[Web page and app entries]
========================================

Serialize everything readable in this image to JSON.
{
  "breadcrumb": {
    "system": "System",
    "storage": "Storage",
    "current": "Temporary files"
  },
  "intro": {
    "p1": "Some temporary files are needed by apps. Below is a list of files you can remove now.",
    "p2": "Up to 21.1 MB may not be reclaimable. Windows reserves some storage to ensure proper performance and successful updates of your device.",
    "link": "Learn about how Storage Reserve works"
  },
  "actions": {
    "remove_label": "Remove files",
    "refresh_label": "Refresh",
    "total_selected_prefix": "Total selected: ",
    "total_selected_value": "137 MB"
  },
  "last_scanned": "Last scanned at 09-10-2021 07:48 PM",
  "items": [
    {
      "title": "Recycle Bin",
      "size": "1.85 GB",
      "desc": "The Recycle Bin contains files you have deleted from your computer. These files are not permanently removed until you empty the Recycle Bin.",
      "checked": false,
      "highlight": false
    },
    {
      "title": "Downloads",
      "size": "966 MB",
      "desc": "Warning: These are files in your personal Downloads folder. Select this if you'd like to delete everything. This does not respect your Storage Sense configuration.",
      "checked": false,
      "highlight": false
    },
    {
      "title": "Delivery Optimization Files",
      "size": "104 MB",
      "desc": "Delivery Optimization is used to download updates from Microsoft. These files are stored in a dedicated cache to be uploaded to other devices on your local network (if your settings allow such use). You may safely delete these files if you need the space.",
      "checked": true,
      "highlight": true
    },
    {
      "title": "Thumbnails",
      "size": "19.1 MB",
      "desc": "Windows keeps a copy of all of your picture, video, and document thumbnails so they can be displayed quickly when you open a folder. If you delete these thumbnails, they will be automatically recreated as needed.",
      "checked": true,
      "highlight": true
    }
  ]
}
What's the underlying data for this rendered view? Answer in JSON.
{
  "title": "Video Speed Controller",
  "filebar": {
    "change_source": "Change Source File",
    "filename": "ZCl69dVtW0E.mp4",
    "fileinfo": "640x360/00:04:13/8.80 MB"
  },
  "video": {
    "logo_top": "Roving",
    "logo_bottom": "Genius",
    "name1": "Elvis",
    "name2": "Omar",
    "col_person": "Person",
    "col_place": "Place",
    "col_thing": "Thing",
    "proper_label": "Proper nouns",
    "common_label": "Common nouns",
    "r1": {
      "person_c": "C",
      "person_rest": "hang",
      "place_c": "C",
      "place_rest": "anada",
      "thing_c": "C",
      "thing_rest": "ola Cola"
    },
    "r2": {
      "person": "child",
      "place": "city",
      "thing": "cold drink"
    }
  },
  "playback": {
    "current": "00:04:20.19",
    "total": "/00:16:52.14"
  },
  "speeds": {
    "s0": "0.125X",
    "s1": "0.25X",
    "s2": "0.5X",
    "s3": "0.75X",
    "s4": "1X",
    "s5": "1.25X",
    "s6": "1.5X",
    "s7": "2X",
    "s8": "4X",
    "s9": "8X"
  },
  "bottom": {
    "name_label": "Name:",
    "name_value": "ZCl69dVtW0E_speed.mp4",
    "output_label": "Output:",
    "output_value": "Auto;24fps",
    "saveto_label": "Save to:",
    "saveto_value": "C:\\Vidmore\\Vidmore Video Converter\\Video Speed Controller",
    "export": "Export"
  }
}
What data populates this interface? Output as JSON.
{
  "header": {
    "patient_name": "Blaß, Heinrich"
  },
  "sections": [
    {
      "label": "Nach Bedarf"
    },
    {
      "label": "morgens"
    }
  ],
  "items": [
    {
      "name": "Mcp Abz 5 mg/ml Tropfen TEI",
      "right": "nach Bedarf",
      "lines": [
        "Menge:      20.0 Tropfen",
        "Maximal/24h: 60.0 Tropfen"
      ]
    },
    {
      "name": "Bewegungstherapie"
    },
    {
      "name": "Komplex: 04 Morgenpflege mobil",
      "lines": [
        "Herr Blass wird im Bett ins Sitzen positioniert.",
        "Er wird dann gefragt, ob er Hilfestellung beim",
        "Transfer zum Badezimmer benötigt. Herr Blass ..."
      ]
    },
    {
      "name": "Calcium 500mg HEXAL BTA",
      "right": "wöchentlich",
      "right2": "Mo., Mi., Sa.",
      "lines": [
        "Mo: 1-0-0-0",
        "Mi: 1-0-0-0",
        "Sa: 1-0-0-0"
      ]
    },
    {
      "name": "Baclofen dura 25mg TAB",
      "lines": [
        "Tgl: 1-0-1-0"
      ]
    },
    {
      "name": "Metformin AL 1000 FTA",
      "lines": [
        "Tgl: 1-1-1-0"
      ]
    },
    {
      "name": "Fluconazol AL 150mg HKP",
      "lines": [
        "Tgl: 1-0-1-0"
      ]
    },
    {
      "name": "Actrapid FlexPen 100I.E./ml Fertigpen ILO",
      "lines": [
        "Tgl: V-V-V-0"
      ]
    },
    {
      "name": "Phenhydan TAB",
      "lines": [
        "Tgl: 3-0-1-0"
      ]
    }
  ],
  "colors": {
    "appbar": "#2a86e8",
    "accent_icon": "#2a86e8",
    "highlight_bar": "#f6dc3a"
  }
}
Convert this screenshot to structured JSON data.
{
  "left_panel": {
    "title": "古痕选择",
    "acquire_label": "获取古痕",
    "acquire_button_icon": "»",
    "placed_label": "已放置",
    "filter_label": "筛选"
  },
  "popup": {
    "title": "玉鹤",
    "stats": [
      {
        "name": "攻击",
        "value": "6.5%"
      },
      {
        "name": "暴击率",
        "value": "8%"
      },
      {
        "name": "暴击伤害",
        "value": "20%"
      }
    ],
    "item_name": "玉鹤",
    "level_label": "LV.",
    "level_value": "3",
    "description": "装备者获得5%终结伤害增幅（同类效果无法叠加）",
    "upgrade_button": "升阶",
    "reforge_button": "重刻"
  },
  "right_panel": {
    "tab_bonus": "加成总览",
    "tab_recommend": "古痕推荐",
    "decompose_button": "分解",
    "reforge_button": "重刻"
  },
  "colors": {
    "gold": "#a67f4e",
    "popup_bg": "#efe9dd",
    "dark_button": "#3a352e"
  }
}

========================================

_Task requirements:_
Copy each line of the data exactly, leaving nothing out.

_Response:_
Serialize everything readable in this image to JSON.
{
  "breadcrumb": {
    "system": "System",
    "storage": "Storage",
    "current": "Temporary files"
  },
  "intro": {
    "p1": "Some temporary files are needed by apps. Below is a list of files you can remove now.",
    "p2": "Up to 21.1 MB may not be reclaimable. Windows reserves some storage to ensure proper performance and successful updates of your device.",
    "link": "Learn about how Storage Reserve works"
  },
  "actions": {
    "remove_label": "Remove files",
    "refresh_label": "Refresh",
    "total_selected_prefix": "Total selected: ",
    "total_selected_value": "137 MB"
  },
  "last_scanned": "Last scanned at 09-10-2021 07:48 PM",
  "items": [
    {
      "title": "Recycle Bin",
      "size": "1.85 GB",
      "desc": "The Recycle Bin contains files you have deleted from your computer. These files are not permanently removed until you empty the Recycle Bin.",
      "checked": false,
      "highlight": false
    },
    {
      "title": "Downloads",
      "size": "966 MB",
      "desc": "Warning: These are files in your personal Downloads folder. Select this if you'd like to delete everything. This does not respect your Storage Sense configuration.",
      "checked": false,
      "highlight": false
    },
    {
      "title": "Delivery Optimization Files",
      "size": "104 MB",
      "desc": "Delivery Optimization is used to download updates from Microsoft. These files are stored in a dedicated cache to be uploaded to other devices on your local network (if your settings allow such use). You may safely delete these files if you need the space.",
      "checked": true,
      "highlight": true
    },
    {
      "title": "Thumbnails",
      "size": "19.1 MB",
      "desc": "Windows keeps a copy of all of your picture, video, and document thumbnails so they can be displayed quickly when you open a folder. If you delete these thumbnails, they will be automatically recreated as needed.",
      "checked": true,
      "highlight": true
    }
  ]
}
What's the underlying data for this rendered view? Answer in JSON.
{
  "title": "Video Speed Controller",
  "filebar": {
    "change_source": "Change Source File",
    "filename": "ZCl69dVtW0E.mp4",
    "fileinfo": "640x360/00:04:13/8.80 MB"
  },
  "video": {
    "logo_top": "Roving",
    "logo_bottom": "Genius",
    "name1": "Elvis",
    "name2": "Omar",
    "col_person": "Person",
    "col_place": "Place",
    "col_thing": "Thing",
    "proper_label": "Proper nouns",
    "common_label": "Common nouns",
    "r1": {
      "person_c": "C",
      "person_rest": "hang",
      "place_c": "C",
      "place_rest": "anada",
      "thing_c": "C",
      "thing_rest": "ola Cola"
    },
    "r2": {
      "person": "child",
      "place": "city",
      "thing": "cold drink"
    }
  },
  "playback": {
    "current": "00:04:20.19",
    "total": "/00:16:52.14"
  },
  "speeds": {
    "s0": "0.125X",
    "s1": "0.25X",
    "s2": "0.5X",
    "s3": "0.75X",
    "s4": "1X",
    "s5": "1.25X",
    "s6": "1.5X",
    "s7": "2X",
    "s8": "4X",
    "s9": "8X"
  },
  "bottom": {
    "name_label": "Name:",
    "name_value": "ZCl69dVtW0E_speed.mp4",
    "output_label": "Output:",
    "output_value": "Auto;24fps",
    "saveto_label": "Save to:",
    "saveto_value": "C:\\Vidmore\\Vidmore Video Converter\\Video Speed Controller",
    "export": "Export"
  }
}
What data populates this interface? Output as JSON.
{
  "header": {
    "patient_name": "Blaß, Heinrich"
  },
  "sections": [
    {
      "label": "Nach Bedarf"
    },
    {
      "label": "morgens"
    }
  ],
  "items": [
    {
      "name": "Mcp Abz 5 mg/ml Tropfen TEI",
      "right": "nach Bedarf",
      "lines": [
        "Menge:      20.0 Tropfen",
        "Maximal/24h: 60.0 Tropfen"
      ]
    },
    {
      "name": "Bewegungstherapie"
    },
    {
      "name": "Komplex: 04 Morgenpflege mobil",
      "lines": [
        "Herr Blass wird im Bett ins Sitzen positioniert.",
        "Er wird dann gefragt, ob er Hilfestellung beim",
        "Transfer zum Badezimmer benötigt. Herr Blass ..."
      ]
    },
    {
      "name": "Calcium 500mg HEXAL BTA",
      "right": "wöchentlich",
      "right2": "Mo., Mi., Sa.",
      "lines": [
        "Mo: 1-0-0-0",
        "Mi: 1-0-0-0",
        "Sa: 1-0-0-0"
      ]
    },
    {
      "name": "Baclofen dura 25mg TAB",
      "lines": [
        "Tgl: 1-0-1-0"
      ]
    },
    {
      "name": "Metformin AL 1000 FTA",
      "lines": [
        "Tgl: 1-1-1-0"
      ]
    },
    {
      "name": "Fluconazol AL 150mg HKP",
      "lines": [
        "Tgl: 1-0-1-0"
      ]
    },
    {
      "name": "Actrapid FlexPen 100I.E./ml Fertigpen ILO",
      "lines": [
        "Tgl: V-V-V-0"
      ]
    },
    {
      "name": "Phenhydan TAB",
      "lines": [
        "Tgl: 3-0-1-0"
      ]
    }
  ],
  "colors": {
    "appbar": "#2a86e8",
    "accent_icon": "#2a86e8",
    "highlight_bar": "#f6dc3a"
  }
}
Convert this screenshot to structured JSON data.
{
  "left_panel": {
    "title": "古痕选择",
    "acquire_label": "获取古痕",
    "acquire_button_icon": "»",
    "placed_label": "已放置",
    "filter_label": "筛选"
  },
  "popup": {
    "title": "玉鹤",
    "stats": [
      {
        "name": "攻击",
        "value": "6.5%"
      },
      {
        "name": "暴击率",
        "value": "8%"
      },
      {
        "name": "暴击伤害",
        "value": "20%"
      }
    ],
    "item_name": "玉鹤",
    "level_label": "LV.",
    "level_value": "3",
    "description": "装备者获得5%终结伤害增幅（同类效果无法叠加）",
    "upgrade_button": "升阶",
    "reforge_button": "重刻"
  },
  "right_panel": {
    "tab_bonus": "加成总览",
    "tab_recommend": "古痕推荐",
    "decompose_button": "分解",
    "reforge_button": "重刻"
  },
  "colors": {
    "gold": "#a67f4e",
    "popup_bg": "#efe9dd",
    "dark_button": "#3a352e"
  }
}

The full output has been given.